Task description:
Below are entries; count each line that holds the word "data" and report the number without any other words.

»»

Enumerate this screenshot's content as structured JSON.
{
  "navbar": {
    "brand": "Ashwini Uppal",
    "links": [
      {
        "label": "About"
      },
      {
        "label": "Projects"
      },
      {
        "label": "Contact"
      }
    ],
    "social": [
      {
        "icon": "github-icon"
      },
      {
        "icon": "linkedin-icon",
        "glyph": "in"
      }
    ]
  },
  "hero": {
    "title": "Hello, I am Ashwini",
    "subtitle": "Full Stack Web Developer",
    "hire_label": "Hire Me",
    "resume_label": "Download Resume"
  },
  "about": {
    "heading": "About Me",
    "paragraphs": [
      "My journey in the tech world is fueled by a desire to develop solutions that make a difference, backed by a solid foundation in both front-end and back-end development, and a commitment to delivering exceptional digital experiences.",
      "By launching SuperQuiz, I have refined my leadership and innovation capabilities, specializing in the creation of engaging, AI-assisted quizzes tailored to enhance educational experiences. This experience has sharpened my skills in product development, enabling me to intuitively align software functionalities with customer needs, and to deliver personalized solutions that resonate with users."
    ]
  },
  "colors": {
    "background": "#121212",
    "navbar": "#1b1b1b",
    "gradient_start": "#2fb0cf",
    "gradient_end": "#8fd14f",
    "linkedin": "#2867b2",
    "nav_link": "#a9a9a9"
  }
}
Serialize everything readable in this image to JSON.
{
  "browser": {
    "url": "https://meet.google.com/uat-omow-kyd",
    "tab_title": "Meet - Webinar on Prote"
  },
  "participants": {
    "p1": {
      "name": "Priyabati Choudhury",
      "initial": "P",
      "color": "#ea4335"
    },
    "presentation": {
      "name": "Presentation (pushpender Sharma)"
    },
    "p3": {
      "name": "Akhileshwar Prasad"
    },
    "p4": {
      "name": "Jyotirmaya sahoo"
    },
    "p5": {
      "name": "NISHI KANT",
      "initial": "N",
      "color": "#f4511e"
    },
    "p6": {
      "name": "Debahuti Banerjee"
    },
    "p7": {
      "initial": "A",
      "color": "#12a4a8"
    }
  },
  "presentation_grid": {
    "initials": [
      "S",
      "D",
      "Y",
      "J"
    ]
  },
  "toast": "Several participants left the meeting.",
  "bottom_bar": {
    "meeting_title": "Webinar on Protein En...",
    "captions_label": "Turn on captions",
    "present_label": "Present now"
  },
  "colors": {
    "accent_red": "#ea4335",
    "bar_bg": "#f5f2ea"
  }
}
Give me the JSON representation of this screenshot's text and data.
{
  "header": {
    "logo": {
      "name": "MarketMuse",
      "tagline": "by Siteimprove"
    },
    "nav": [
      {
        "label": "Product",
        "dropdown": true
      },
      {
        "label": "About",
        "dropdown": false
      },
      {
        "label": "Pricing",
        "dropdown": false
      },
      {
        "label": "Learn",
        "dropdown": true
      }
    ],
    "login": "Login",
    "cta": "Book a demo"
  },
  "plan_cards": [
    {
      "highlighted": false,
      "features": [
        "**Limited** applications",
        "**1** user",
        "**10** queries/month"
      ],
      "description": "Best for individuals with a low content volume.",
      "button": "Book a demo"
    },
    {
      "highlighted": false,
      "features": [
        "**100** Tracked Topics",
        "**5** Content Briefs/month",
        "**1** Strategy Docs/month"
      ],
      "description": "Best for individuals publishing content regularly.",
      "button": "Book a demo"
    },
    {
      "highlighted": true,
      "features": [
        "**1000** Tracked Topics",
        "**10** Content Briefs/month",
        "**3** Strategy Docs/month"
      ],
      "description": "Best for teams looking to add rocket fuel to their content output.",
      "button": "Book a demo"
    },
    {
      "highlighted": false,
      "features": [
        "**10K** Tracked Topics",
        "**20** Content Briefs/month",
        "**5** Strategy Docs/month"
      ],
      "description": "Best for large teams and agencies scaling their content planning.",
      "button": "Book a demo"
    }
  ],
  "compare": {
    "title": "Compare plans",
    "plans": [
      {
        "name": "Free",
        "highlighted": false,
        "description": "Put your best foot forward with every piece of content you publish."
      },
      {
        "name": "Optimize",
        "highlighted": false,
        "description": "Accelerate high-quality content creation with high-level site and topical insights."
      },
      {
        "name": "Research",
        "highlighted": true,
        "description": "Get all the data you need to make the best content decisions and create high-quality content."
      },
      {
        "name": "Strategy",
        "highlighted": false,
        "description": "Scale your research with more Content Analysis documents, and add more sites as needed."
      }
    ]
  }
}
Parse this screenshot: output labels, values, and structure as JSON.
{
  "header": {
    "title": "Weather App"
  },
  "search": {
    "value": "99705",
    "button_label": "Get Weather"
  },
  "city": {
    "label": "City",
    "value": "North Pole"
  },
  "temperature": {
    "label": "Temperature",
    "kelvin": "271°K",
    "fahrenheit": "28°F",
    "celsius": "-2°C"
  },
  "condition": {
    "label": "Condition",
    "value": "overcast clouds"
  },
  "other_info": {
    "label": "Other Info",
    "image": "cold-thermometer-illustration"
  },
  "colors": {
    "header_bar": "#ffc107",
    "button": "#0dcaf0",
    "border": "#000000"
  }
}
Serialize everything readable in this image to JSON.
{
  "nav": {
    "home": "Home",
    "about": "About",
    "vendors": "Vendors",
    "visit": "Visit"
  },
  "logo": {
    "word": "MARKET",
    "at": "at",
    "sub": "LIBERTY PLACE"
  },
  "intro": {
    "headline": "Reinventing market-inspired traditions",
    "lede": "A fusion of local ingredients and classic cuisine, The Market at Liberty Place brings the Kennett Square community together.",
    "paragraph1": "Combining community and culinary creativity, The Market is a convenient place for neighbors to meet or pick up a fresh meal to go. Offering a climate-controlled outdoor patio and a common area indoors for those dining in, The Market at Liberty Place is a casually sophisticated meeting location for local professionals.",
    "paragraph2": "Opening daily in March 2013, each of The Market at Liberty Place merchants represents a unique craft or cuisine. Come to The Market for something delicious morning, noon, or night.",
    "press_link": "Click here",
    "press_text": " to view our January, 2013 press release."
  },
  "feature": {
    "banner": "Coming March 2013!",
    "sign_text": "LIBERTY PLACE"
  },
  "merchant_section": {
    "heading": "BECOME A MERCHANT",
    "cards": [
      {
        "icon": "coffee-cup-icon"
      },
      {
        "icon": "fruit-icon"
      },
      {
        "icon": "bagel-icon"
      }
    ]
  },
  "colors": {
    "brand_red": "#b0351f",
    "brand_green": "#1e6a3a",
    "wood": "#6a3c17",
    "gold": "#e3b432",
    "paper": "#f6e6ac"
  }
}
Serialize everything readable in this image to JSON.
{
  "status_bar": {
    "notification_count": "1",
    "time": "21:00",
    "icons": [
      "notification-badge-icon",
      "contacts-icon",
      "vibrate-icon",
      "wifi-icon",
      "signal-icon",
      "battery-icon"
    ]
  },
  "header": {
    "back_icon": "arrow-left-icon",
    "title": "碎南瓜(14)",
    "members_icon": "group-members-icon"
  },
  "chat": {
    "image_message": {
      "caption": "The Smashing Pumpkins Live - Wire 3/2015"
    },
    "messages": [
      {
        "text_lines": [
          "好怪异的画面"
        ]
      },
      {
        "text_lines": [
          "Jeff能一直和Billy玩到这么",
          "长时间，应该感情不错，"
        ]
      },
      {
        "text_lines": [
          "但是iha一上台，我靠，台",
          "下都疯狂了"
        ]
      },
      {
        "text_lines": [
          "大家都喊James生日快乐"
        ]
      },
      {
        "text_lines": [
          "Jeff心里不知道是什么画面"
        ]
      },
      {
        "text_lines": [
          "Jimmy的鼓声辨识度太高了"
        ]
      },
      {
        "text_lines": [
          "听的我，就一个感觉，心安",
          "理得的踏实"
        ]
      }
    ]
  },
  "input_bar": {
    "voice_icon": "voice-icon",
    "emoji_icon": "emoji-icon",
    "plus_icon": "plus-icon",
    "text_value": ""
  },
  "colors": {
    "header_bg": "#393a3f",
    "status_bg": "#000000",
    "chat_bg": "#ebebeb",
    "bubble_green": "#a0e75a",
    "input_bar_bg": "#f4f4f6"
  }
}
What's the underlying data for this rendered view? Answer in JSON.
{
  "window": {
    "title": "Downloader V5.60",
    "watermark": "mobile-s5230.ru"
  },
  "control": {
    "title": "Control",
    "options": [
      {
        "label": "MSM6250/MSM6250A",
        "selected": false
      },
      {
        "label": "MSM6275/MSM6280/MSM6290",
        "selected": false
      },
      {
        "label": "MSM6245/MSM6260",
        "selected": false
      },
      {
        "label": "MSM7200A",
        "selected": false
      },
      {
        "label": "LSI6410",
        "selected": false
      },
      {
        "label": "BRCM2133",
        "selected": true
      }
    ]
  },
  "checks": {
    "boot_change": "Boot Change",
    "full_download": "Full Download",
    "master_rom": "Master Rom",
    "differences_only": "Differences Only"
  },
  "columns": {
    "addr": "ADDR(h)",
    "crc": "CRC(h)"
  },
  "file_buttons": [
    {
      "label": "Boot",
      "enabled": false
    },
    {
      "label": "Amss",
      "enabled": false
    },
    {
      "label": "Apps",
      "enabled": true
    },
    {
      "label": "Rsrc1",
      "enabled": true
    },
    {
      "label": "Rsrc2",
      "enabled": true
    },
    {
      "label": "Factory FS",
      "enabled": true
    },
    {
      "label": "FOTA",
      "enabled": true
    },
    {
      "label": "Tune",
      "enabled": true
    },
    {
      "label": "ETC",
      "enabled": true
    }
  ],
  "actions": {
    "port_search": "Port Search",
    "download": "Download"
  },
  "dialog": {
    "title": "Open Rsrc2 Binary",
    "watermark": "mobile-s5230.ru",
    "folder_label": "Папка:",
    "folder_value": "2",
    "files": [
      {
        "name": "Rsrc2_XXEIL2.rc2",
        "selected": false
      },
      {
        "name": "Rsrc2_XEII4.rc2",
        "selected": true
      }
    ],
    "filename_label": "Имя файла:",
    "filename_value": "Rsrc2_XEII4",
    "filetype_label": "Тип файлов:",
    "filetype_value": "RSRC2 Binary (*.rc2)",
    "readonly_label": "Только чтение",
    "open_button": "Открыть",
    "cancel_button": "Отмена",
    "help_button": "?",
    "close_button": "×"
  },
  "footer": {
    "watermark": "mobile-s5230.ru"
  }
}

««

Answer to the problem:
3